WORKING DATA:
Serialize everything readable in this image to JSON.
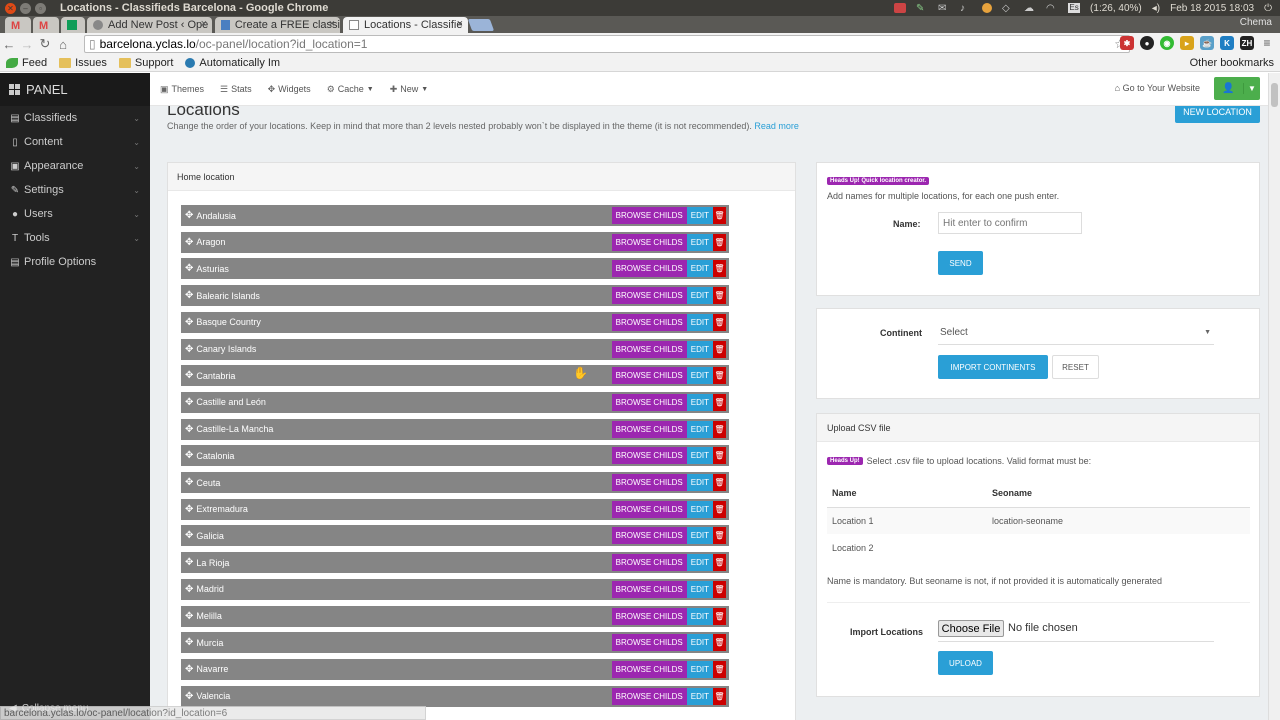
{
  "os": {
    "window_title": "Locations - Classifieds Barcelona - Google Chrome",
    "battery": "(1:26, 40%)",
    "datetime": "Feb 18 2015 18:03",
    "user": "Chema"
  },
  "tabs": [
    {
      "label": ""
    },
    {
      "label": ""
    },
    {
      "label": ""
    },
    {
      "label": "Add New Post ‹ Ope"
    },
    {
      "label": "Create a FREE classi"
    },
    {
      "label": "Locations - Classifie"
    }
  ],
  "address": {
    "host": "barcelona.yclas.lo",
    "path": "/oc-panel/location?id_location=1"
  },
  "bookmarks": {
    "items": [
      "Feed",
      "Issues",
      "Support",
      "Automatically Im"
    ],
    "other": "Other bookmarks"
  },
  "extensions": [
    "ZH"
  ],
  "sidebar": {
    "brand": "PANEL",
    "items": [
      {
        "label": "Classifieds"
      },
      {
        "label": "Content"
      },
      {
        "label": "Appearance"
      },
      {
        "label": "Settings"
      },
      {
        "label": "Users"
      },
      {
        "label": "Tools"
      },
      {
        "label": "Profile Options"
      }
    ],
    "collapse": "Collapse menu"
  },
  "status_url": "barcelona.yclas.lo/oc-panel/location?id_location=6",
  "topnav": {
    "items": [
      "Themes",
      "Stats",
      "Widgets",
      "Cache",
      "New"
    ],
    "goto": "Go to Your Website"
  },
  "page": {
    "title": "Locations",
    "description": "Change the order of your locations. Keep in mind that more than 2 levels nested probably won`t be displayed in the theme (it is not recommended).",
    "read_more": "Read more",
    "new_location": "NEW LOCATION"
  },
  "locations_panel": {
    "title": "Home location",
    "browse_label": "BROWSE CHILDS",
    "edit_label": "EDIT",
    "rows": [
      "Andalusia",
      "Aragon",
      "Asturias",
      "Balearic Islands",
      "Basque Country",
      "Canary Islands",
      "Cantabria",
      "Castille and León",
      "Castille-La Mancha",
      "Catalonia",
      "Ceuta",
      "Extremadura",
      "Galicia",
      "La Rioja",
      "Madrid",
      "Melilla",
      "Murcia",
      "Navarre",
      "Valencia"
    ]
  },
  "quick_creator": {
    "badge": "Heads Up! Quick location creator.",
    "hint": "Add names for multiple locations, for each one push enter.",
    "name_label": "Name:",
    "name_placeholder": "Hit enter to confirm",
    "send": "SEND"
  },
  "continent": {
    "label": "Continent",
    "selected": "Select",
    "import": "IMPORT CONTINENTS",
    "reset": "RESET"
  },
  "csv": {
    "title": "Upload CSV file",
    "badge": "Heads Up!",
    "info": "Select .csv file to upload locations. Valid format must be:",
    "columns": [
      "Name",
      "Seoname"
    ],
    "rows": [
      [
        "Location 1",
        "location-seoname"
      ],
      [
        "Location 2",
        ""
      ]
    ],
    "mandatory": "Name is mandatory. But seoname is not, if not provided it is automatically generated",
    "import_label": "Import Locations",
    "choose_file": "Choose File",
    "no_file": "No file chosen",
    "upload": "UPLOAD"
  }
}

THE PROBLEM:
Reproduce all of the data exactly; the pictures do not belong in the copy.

YOUR RESPONSE:
Serialize everything readable in this image to JSON.
{
  "os": {
    "window_title": "Locations - Classifieds Barcelona - Google Chrome",
    "battery": "(1:26, 40%)",
    "datetime": "Feb 18 2015 18:03",
    "user": "Chema"
  },
  "tabs": [
    {
      "label": ""
    },
    {
      "label": ""
    },
    {
      "label": ""
    },
    {
      "label": "Add New Post ‹ Ope"
    },
    {
      "label": "Create a FREE classi"
    },
    {
      "label": "Locations - Classifie"
    }
  ],
  "address": {
    "host": "barcelona.yclas.lo",
    "path": "/oc-panel/location?id_location=1"
  },
  "bookmarks": {
    "items": [
      "Feed",
      "Issues",
      "Support",
      "Automatically Im"
    ],
    "other": "Other bookmarks"
  },
  "extensions": [
    "ZH"
  ],
  "sidebar": {
    "brand": "PANEL",
    "items": [
      {
        "label": "Classifieds"
      },
      {
        "label": "Content"
      },
      {
        "label": "Appearance"
      },
      {
        "label": "Settings"
      },
      {
        "label": "Users"
      },
      {
        "label": "Tools"
      },
      {
        "label": "Profile Options"
      }
    ],
    "collapse": "Collapse menu"
  },
  "status_url": "barcelona.yclas.lo/oc-panel/location?id_location=6",
  "topnav": {
    "items": [
      "Themes",
      "Stats",
      "Widgets",
      "Cache",
      "New"
    ],
    "goto": "Go to Your Website"
  },
  "page": {
    "title": "Locations",
    "description": "Change the order of your locations. Keep in mind that more than 2 levels nested probably won`t be displayed in the theme (it is not recommended).",
    "read_more": "Read more",
    "new_location": "NEW LOCATION"
  },
  "locations_panel": {
    "title": "Home location",
    "browse_label": "BROWSE CHILDS",
    "edit_label": "EDIT",
    "rows": [
      "Andalusia",
      "Aragon",
      "Asturias",
      "Balearic Islands",
      "Basque Country",
      "Canary Islands",
      "Cantabria",
      "Castille and León",
      "Castille-La Mancha",
      "Catalonia",
      "Ceuta",
      "Extremadura",
      "Galicia",
      "La Rioja",
      "Madrid",
      "Melilla",
      "Murcia",
      "Navarre",
      "Valencia"
    ]
  },
  "quick_creator": {
    "badge": "Heads Up! Quick location creator.",
    "hint": "Add names for multiple locations, for each one push enter.",
    "name_label": "Name:",
    "name_placeholder": "Hit enter to confirm",
    "send": "SEND"
  },
  "continent": {
    "label": "Continent",
    "selected": "Select",
    "import": "IMPORT CONTINENTS",
    "reset": "RESET"
  },
  "csv": {
    "title": "Upload CSV file",
    "badge": "Heads Up!",
    "info": "Select .csv file to upload locations. Valid format must be:",
    "columns": [
      "Name",
      "Seoname"
    ],
    "rows": [
      [
        "Location 1",
        "location-seoname"
      ],
      [
        "Location 2",
        ""
      ]
    ],
    "mandatory": "Name is mandatory. But seoname is not, if not provided it is automatically generated",
    "import_label": "Import Locations",
    "choose_file": "Choose File",
    "no_file": "No file chosen",
    "upload": "UPLOAD"
  }
}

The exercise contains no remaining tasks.